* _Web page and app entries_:
^^^^^^^^^^^^^^^^

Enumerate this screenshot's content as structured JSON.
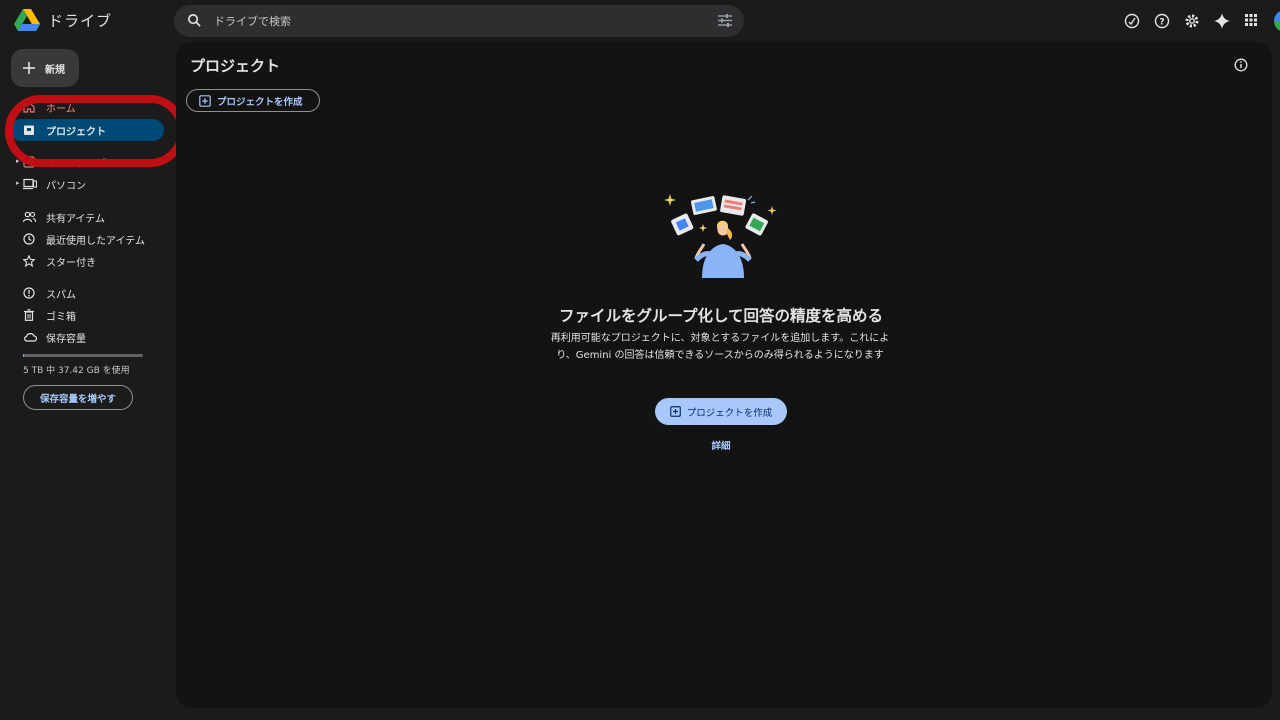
{
  "app": {
    "name": "ドライブ"
  },
  "search": {
    "placeholder": "ドライブで検索"
  },
  "header_icons": [
    "offline-status-icon",
    "help-icon",
    "settings-icon",
    "gemini-sparkle-icon",
    "apps-grid-icon"
  ],
  "sidebar": {
    "new_label": "新規",
    "items": [
      {
        "label": "ホーム",
        "icon": "home-icon"
      },
      {
        "label": "プロジェクト",
        "icon": "project-icon",
        "active": true
      },
      {
        "label": "マイドライブ",
        "icon": "my-drive-icon"
      },
      {
        "label": "パソコン",
        "icon": "computer-icon"
      },
      {
        "label": "共有アイテム",
        "icon": "shared-icon"
      },
      {
        "label": "最近使用したアイテム",
        "icon": "clock-icon"
      },
      {
        "label": "スター付き",
        "icon": "star-icon"
      },
      {
        "label": "スパム",
        "icon": "spam-icon"
      },
      {
        "label": "ゴミ箱",
        "icon": "trash-icon"
      },
      {
        "label": "保存容量",
        "icon": "cloud-icon"
      }
    ],
    "storage": {
      "used_text": "5 TB 中 37.42 GB を使用",
      "used_fraction": 0.007,
      "button_label": "保存容量を増やす"
    }
  },
  "main": {
    "title": "プロジェクト",
    "create_chip_label": "プロジェクトを作成",
    "empty_state": {
      "title": "ファイルをグループ化して回答の精度を高める",
      "description": "再利用可能なプロジェクトに、対象とするファイルを追加します。これにより、Gemini の回答は信頼できるソースからのみ得られるようになります",
      "button_label": "プロジェクトを作成",
      "link_label": "詳細"
    }
  },
  "colors": {
    "accent": "#a8c7fa",
    "active_nav": "#004a77",
    "highlight_ring": "#c00f14",
    "background": "#1b1b1b",
    "panel": "#131314"
  }
}
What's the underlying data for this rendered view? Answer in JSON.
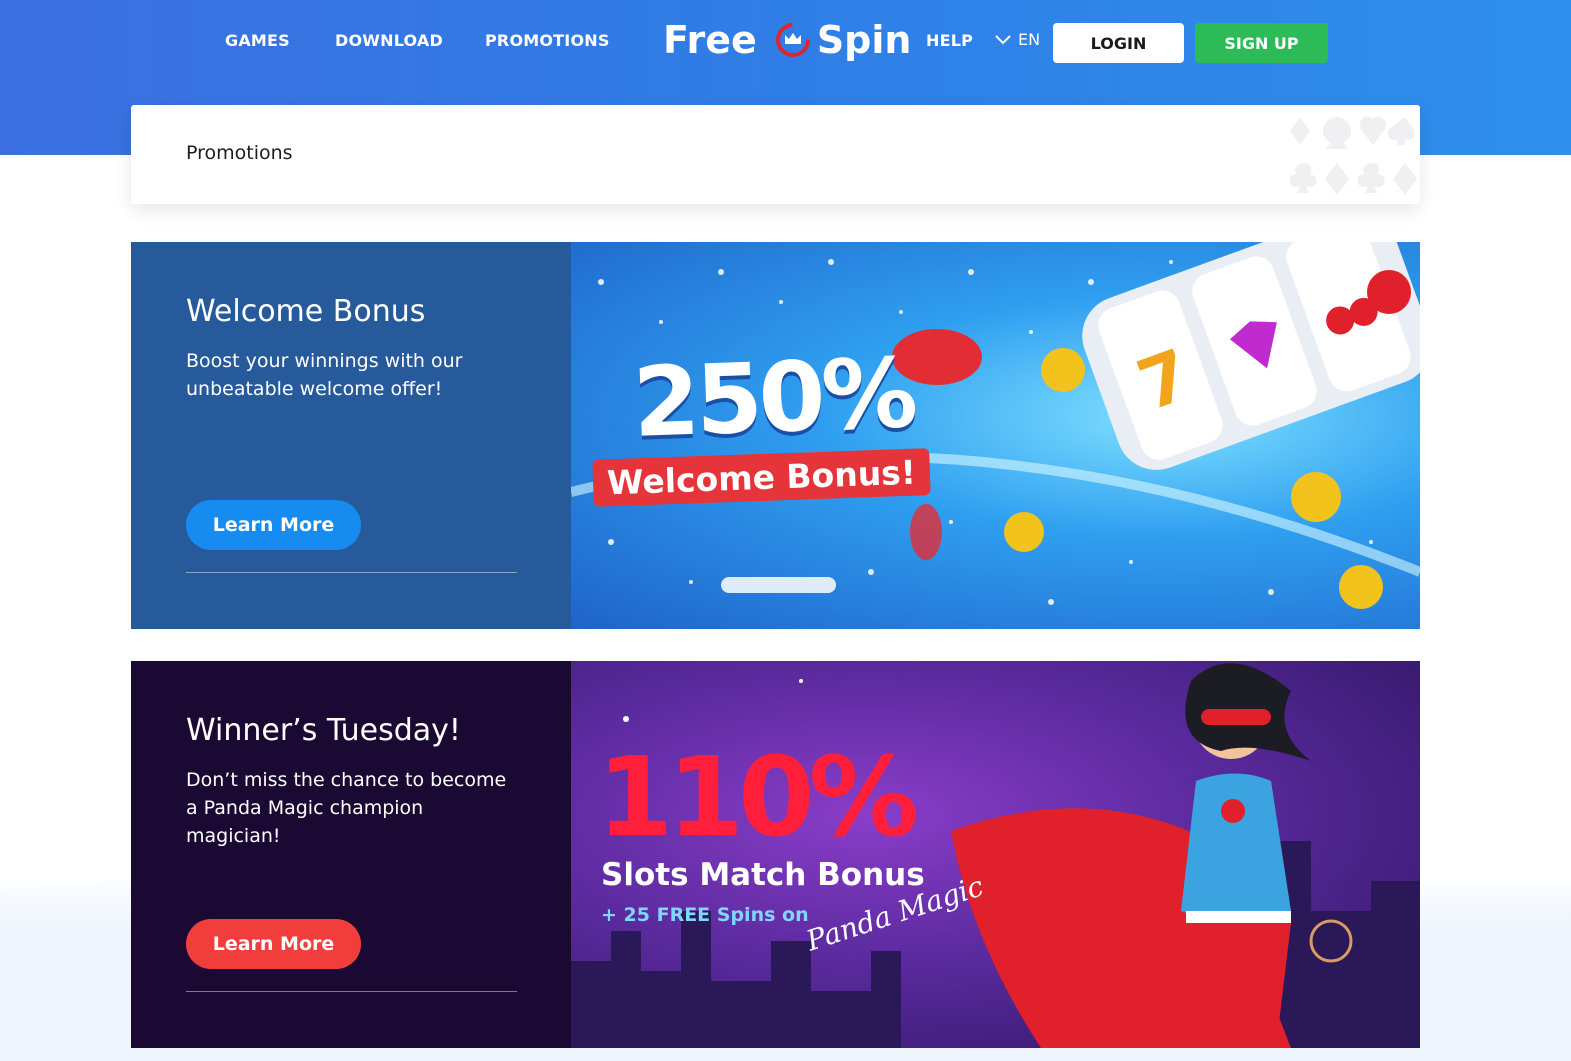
{
  "header": {
    "nav": [
      "GAMES",
      "DOWNLOAD",
      "PROMOTIONS"
    ],
    "logo": {
      "left": "Free",
      "right": "Spin"
    },
    "help": "HELP",
    "language": "EN",
    "login": "LOGIN",
    "signup": "SIGN UP"
  },
  "page": {
    "title": "Promotions"
  },
  "promotions": [
    {
      "title": "Welcome Bonus",
      "description": "Boost your winnings with our unbeatable welcome offer!",
      "button": "Learn More",
      "banner": {
        "headline": "250%",
        "caption": "Welcome Bonus!"
      }
    },
    {
      "title": "Winner’s Tuesday!",
      "description": "Don’t miss the chance to become a Panda Magic champion magician!",
      "button": "Learn More",
      "banner": {
        "headline": "110%",
        "caption": "Slots Match Bonus",
        "extra": "+ 25 FREE Spins on",
        "game": "Panda Magic"
      }
    }
  ],
  "colors": {
    "accent": "#2dbb58",
    "primary": "#2f7ee6",
    "promo1_button": "#168bf0",
    "promo2_button": "#f23d3d"
  }
}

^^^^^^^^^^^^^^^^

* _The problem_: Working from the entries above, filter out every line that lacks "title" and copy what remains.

* _Your response_:
    "title": "プロジェクト",
      "title": "ファイルをグループ化して回答の精度を高める",
    "title": "Promotions"
      "title": "Welcome Bonus",
      "title": "Winner’s Tuesday!",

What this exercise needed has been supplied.